“These bones can tell us that this person may have some sort of anaemia.
“The same swelling was found in the mother, we have congenital causes of anaemia.
“This is a remote idea because they both died at a different age, but by putting the whole situation together, we may think of some sort of disease, or epidemic. Most probably malaria.
“It may have affected this whole family. If that’s true, it would change ancient Egyptian history.”
This is a monumental theory, as if proven, it will be the first documented case of malaria in history by more than 1,000 years.
Wahtye's remains were discovered down a shaft
Bone analysis suggests a disease struck Egypt
The documentary, which will be released globally on Netflix tomorrow, also features the exploration of the wider ancient necropolis where Egyptians buried their dead over thousands of years.
It details the discovery of shafts filled with mummified animals, beautifully preserved human mummies still inside their highly decorated coffins, funerary artefacts and rare finds spanning from the Old, New and Late Kingdoms.
The documentary was filmed in Saqqara, less than a mile from the site of the Step Pyramid – one of the oldest and most iconic stone structures on Earth.

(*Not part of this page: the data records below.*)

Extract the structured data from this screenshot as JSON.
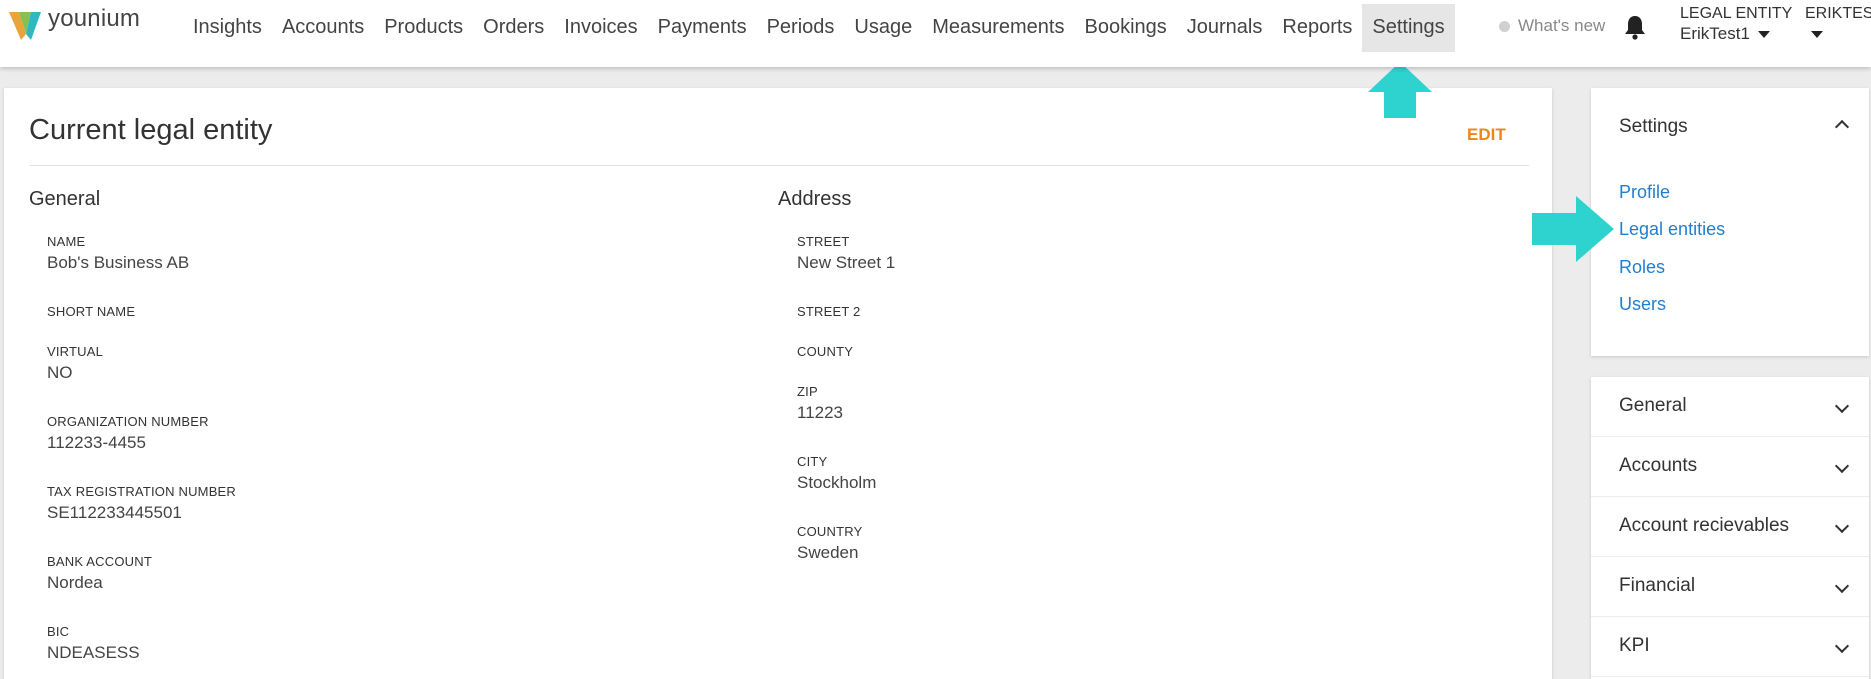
{
  "app": {
    "brand": "younium",
    "logo_colors": [
      "#e8a33a",
      "#84c054",
      "#2fb8c0"
    ]
  },
  "nav": {
    "items": [
      {
        "label": "Insights"
      },
      {
        "label": "Accounts"
      },
      {
        "label": "Products"
      },
      {
        "label": "Orders"
      },
      {
        "label": "Invoices"
      },
      {
        "label": "Payments"
      },
      {
        "label": "Periods"
      },
      {
        "label": "Usage"
      },
      {
        "label": "Measurements"
      },
      {
        "label": "Bookings"
      },
      {
        "label": "Journals"
      },
      {
        "label": "Reports"
      },
      {
        "label": "Settings",
        "active": true
      }
    ],
    "whats_new": "What's new",
    "legal_entity_label": "LEGAL ENTITY",
    "legal_entity_value": "ErikTest1",
    "user_name": "ERIKTEST"
  },
  "card": {
    "title": "Current legal entity",
    "edit_label": "EDIT",
    "general": {
      "title": "General",
      "fields": [
        {
          "label": "NAME",
          "value": "Bob's Business AB"
        },
        {
          "label": "SHORT NAME",
          "value": ""
        },
        {
          "label": "VIRTUAL",
          "value": "NO"
        },
        {
          "label": "ORGANIZATION NUMBER",
          "value": "112233-4455"
        },
        {
          "label": "TAX REGISTRATION NUMBER",
          "value": "SE112233445501"
        },
        {
          "label": "BANK ACCOUNT",
          "value": "Nordea"
        },
        {
          "label": "BIC",
          "value": "NDEASESS"
        }
      ]
    },
    "address": {
      "title": "Address",
      "fields": [
        {
          "label": "STREET",
          "value": "New Street 1"
        },
        {
          "label": "STREET 2",
          "value": ""
        },
        {
          "label": "COUNTY",
          "value": ""
        },
        {
          "label": "ZIP",
          "value": "11223"
        },
        {
          "label": "CITY",
          "value": "Stockholm"
        },
        {
          "label": "COUNTRY",
          "value": "Sweden"
        }
      ]
    }
  },
  "sidebar": {
    "settings_title": "Settings",
    "links": [
      "Profile",
      "Legal entities",
      "Roles",
      "Users"
    ],
    "groups": [
      "General",
      "Accounts",
      "Account recievables",
      "Financial",
      "KPI"
    ]
  },
  "colors": {
    "accent_edit": "#e8881f",
    "link": "#1f7fd0",
    "highlight_arrow": "#2ed3cf"
  }
}
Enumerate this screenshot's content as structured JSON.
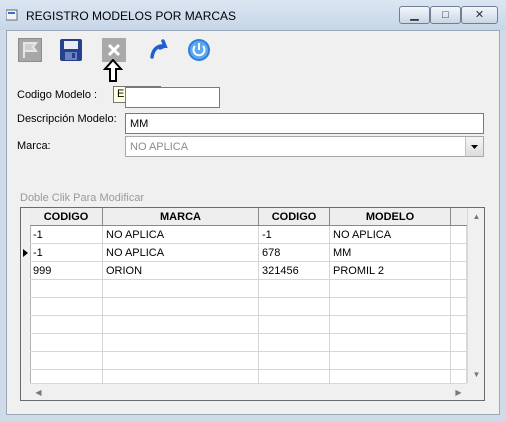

Director James Tovell said in a press release: “This has been an exciting moment for the whole world.
“Shooting this film has been an experience full of thrilling surprises. Working with an Egyptian team that has a deep connection with their ancestors has made the project even more unique.”
Professor of Rheumatology at Cairo University, Dr Amira Shaheen
Transporting the audience back through the millennia, the film provides a unique and unprecedented window into the lives – and deaths – of one man and his family.
Its release comes after the Egyptian government announced the discovery of more than 80 sarcophagi in the same site last week.
Tourism and Antiquities Ministry, Khalid el-Anany, said in a statement that archaeologists had found the collection of colourful, sealed caskets which were buried more than 2,500 years ago.
The breakthrough came just two weeks after 59 sealed coffins were also found in the area, with mummies inside most of them.